• _Work to be completed_:
Repeat the whole listing below, word for word.

• _Input data_:
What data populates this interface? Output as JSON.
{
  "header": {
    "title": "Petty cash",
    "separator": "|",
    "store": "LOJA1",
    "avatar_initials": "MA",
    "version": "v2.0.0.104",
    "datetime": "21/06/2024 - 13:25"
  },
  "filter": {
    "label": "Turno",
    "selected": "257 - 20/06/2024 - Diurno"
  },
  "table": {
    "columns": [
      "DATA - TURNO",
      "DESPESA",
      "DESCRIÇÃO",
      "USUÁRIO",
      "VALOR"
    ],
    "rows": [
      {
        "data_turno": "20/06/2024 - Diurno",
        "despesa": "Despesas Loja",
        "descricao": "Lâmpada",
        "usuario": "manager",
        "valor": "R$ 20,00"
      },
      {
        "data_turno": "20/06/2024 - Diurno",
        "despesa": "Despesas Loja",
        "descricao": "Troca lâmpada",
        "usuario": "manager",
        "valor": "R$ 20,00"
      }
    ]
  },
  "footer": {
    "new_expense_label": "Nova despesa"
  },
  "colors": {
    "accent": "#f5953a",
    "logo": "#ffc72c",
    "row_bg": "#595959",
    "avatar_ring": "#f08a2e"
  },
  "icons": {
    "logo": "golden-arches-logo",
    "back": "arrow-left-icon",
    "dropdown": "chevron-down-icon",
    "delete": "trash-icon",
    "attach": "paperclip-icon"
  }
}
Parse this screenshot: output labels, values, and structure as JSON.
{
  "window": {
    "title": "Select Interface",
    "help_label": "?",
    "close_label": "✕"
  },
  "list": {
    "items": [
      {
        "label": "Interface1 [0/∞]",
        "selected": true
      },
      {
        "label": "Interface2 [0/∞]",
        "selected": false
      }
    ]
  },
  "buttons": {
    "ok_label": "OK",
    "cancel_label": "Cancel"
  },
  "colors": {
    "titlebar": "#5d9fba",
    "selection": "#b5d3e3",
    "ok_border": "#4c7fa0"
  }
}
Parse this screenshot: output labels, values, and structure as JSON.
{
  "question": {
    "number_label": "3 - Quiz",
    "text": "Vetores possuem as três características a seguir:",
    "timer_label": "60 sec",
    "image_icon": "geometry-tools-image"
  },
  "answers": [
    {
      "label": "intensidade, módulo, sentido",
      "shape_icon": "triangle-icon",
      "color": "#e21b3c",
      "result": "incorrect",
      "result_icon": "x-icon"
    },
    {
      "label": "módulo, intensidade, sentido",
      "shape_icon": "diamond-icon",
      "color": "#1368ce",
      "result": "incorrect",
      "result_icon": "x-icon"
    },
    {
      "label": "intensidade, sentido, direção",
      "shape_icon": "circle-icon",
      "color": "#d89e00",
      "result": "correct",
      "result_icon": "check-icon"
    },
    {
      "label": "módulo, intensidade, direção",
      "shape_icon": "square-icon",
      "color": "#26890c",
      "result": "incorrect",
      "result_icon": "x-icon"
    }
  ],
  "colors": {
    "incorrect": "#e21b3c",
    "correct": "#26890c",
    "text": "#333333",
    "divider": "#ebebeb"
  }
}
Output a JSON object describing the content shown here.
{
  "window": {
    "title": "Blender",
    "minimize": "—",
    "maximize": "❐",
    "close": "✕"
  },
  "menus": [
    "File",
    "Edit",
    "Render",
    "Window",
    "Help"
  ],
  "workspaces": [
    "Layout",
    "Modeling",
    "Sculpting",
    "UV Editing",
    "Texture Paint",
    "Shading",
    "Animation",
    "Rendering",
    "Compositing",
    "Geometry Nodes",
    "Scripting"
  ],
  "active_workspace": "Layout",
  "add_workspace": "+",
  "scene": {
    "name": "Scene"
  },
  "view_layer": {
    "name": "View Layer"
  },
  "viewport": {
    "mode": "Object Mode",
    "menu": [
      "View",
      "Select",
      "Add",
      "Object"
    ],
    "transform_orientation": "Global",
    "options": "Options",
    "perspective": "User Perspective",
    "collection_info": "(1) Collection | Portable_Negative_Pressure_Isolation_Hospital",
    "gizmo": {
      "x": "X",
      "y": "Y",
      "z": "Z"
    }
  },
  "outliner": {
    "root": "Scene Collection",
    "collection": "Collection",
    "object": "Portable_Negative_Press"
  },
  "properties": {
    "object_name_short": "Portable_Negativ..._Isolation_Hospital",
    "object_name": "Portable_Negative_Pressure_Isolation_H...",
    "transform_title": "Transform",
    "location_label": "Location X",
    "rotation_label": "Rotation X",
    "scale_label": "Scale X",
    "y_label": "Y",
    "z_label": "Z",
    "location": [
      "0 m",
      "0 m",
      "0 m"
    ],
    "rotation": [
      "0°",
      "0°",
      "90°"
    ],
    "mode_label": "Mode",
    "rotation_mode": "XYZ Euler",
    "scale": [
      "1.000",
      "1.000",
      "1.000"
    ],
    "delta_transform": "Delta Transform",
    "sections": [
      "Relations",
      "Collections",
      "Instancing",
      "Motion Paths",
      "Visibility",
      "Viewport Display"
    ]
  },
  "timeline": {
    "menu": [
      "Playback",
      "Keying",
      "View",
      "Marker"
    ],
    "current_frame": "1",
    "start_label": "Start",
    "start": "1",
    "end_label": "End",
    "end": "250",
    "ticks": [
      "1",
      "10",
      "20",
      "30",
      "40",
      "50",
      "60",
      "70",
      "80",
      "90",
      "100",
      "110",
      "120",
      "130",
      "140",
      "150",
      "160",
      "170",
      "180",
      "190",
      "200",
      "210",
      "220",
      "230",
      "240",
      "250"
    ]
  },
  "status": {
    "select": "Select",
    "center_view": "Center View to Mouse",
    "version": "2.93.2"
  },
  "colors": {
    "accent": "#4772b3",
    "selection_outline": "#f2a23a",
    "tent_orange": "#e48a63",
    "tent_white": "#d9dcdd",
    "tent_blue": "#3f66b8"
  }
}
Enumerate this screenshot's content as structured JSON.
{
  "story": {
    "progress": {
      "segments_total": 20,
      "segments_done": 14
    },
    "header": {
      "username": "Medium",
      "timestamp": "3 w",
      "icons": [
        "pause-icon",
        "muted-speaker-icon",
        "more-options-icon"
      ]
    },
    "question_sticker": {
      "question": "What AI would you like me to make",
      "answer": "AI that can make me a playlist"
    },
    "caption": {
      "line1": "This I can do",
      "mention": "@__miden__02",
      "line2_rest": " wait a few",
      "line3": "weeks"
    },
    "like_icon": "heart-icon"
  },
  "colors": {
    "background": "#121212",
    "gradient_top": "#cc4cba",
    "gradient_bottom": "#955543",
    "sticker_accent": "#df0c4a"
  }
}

• _Expected answer_:
What data populates this interface? Output as JSON.
{
  "header": {
    "title": "Petty cash",
    "separator": "|",
    "store": "LOJA1",
    "avatar_initials": "MA",
    "version": "v2.0.0.104",
    "datetime": "21/06/2024 - 13:25"
  },
  "filter": {
    "label": "Turno",
    "selected": "257 - 20/06/2024 - Diurno"
  },
  "table": {
    "columns": [
      "DATA - TURNO",
      "DESPESA",
      "DESCRIÇÃO",
      "USUÁRIO",
      "VALOR"
    ],
    "rows": [
      {
        "data_turno": "20/06/2024 - Diurno",
        "despesa": "Despesas Loja",
        "descricao": "Lâmpada",
        "usuario": "manager",
        "valor": "R$ 20,00"
      },
      {
        "data_turno": "20/06/2024 - Diurno",
        "despesa": "Despesas Loja",
        "descricao": "Troca lâmpada",
        "usuario": "manager",
        "valor": "R$ 20,00"
      }
    ]
  },
  "footer": {
    "new_expense_label": "Nova despesa"
  },
  "colors": {
    "accent": "#f5953a",
    "logo": "#ffc72c",
    "row_bg": "#595959",
    "avatar_ring": "#f08a2e"
  },
  "icons": {
    "logo": "golden-arches-logo",
    "back": "arrow-left-icon",
    "dropdown": "chevron-down-icon",
    "delete": "trash-icon",
    "attach": "paperclip-icon"
  }
}
Parse this screenshot: output labels, values, and structure as JSON.
{
  "window": {
    "title": "Select Interface",
    "help_label": "?",
    "close_label": "✕"
  },
  "list": {
    "items": [
      {
        "label": "Interface1 [0/∞]",
        "selected": true
      },
      {
        "label": "Interface2 [0/∞]",
        "selected": false
      }
    ]
  },
  "buttons": {
    "ok_label": "OK",
    "cancel_label": "Cancel"
  },
  "colors": {
    "titlebar": "#5d9fba",
    "selection": "#b5d3e3",
    "ok_border": "#4c7fa0"
  }
}
Parse this screenshot: output labels, values, and structure as JSON.
{
  "question": {
    "number_label": "3 - Quiz",
    "text": "Vetores possuem as três características a seguir:",
    "timer_label": "60 sec",
    "image_icon": "geometry-tools-image"
  },
  "answers": [
    {
      "label": "intensidade, módulo, sentido",
      "shape_icon": "triangle-icon",
      "color": "#e21b3c",
      "result": "incorrect",
      "result_icon": "x-icon"
    },
    {
      "label": "módulo, intensidade, sentido",
      "shape_icon": "diamond-icon",
      "color": "#1368ce",
      "result": "incorrect",
      "result_icon": "x-icon"
    },
    {
      "label": "intensidade, sentido, direção",
      "shape_icon": "circle-icon",
      "color": "#d89e00",
      "result": "correct",
      "result_icon": "check-icon"
    },
    {
      "label": "módulo, intensidade, direção",
      "shape_icon": "square-icon",
      "color": "#26890c",
      "result": "incorrect",
      "result_icon": "x-icon"
    }
  ],
  "colors": {
    "incorrect": "#e21b3c",
    "correct": "#26890c",
    "text": "#333333",
    "divider": "#ebebeb"
  }
}
Output a JSON object describing the content shown here.
{
  "window": {
    "title": "Blender",
    "minimize": "—",
    "maximize": "❐",
    "close": "✕"
  },
  "menus": [
    "File",
    "Edit",
    "Render",
    "Window",
    "Help"
  ],
  "workspaces": [
    "Layout",
    "Modeling",
    "Sculpting",
    "UV Editing",
    "Texture Paint",
    "Shading",
    "Animation",
    "Rendering",
    "Compositing",
    "Geometry Nodes",
    "Scripting"
  ],
  "active_workspace": "Layout",
  "add_workspace": "+",
  "scene": {
    "name": "Scene"
  },
  "view_layer": {
    "name": "View Layer"
  },
  "viewport": {
    "mode": "Object Mode",
    "menu": [
      "View",
      "Select",
      "Add",
      "Object"
    ],
    "transform_orientation": "Global",
    "options": "Options",
    "perspective": "User Perspective",
    "collection_info": "(1) Collection | Portable_Negative_Pressure_Isolation_Hospital",
    "gizmo": {
      "x": "X",
      "y": "Y",
      "z": "Z"
    }
  },
  "outliner": {
    "root": "Scene Collection",
    "collection": "Collection",
    "object": "Portable_Negative_Press"
  },
  "properties": {
    "object_name_short": "Portable_Negativ..._Isolation_Hospital",
    "object_name": "Portable_Negative_Pressure_Isolation_H...",
    "transform_title": "Transform",
    "location_label": "Location X",
    "rotation_label": "Rotation X",
    "scale_label": "Scale X",
    "y_label": "Y",
    "z_label": "Z",
    "location": [
      "0 m",
      "0 m",
      "0 m"
    ],
    "rotation": [
      "0°",
      "0°",
      "90°"
    ],
    "mode_label": "Mode",
    "rotation_mode": "XYZ Euler",
    "scale": [
      "1.000",
      "1.000",
      "1.000"
    ],
    "delta_transform": "Delta Transform",
    "sections": [
      "Relations",
      "Collections",
      "Instancing",
      "Motion Paths",
      "Visibility",
      "Viewport Display"
    ]
  },
  "timeline": {
    "menu": [
      "Playback",
      "Keying",
      "View",
      "Marker"
    ],
    "current_frame": "1",
    "start_label": "Start",
    "start": "1",
    "end_label": "End",
    "end": "250",
    "ticks": [
      "1",
      "10",
      "20",
      "30",
      "40",
      "50",
      "60",
      "70",
      "80",
      "90",
      "100",
      "110",
      "120",
      "130",
      "140",
      "150",
      "160",
      "170",
      "180",
      "190",
      "200",
      "210",
      "220",
      "230",
      "240",
      "250"
    ]
  },
  "status": {
    "select": "Select",
    "center_view": "Center View to Mouse",
    "version": "2.93.2"
  },
  "colors": {
    "accent": "#4772b3",
    "selection_outline": "#f2a23a",
    "tent_orange": "#e48a63",
    "tent_white": "#d9dcdd",
    "tent_blue": "#3f66b8"
  }
}
Enumerate this screenshot's content as structured JSON.
{
  "story": {
    "progress": {
      "segments_total": 20,
      "segments_done": 14
    },
    "header": {
      "username": "Medium",
      "timestamp": "3 w",
      "icons": [
        "pause-icon",
        "muted-speaker-icon",
        "more-options-icon"
      ]
    },
    "question_sticker": {
      "question": "What AI would you like me to make",
      "answer": "AI that can make me a playlist"
    },
    "caption": {
      "line1": "This I can do",
      "mention": "@__miden__02",
      "line2_rest": " wait a few",
      "line3": "weeks"
    },
    "like_icon": "heart-icon"
  },
  "colors": {
    "background": "#121212",
    "gradient_top": "#cc4cba",
    "gradient_bottom": "#955543",
    "sticker_accent": "#df0c4a"
  }
}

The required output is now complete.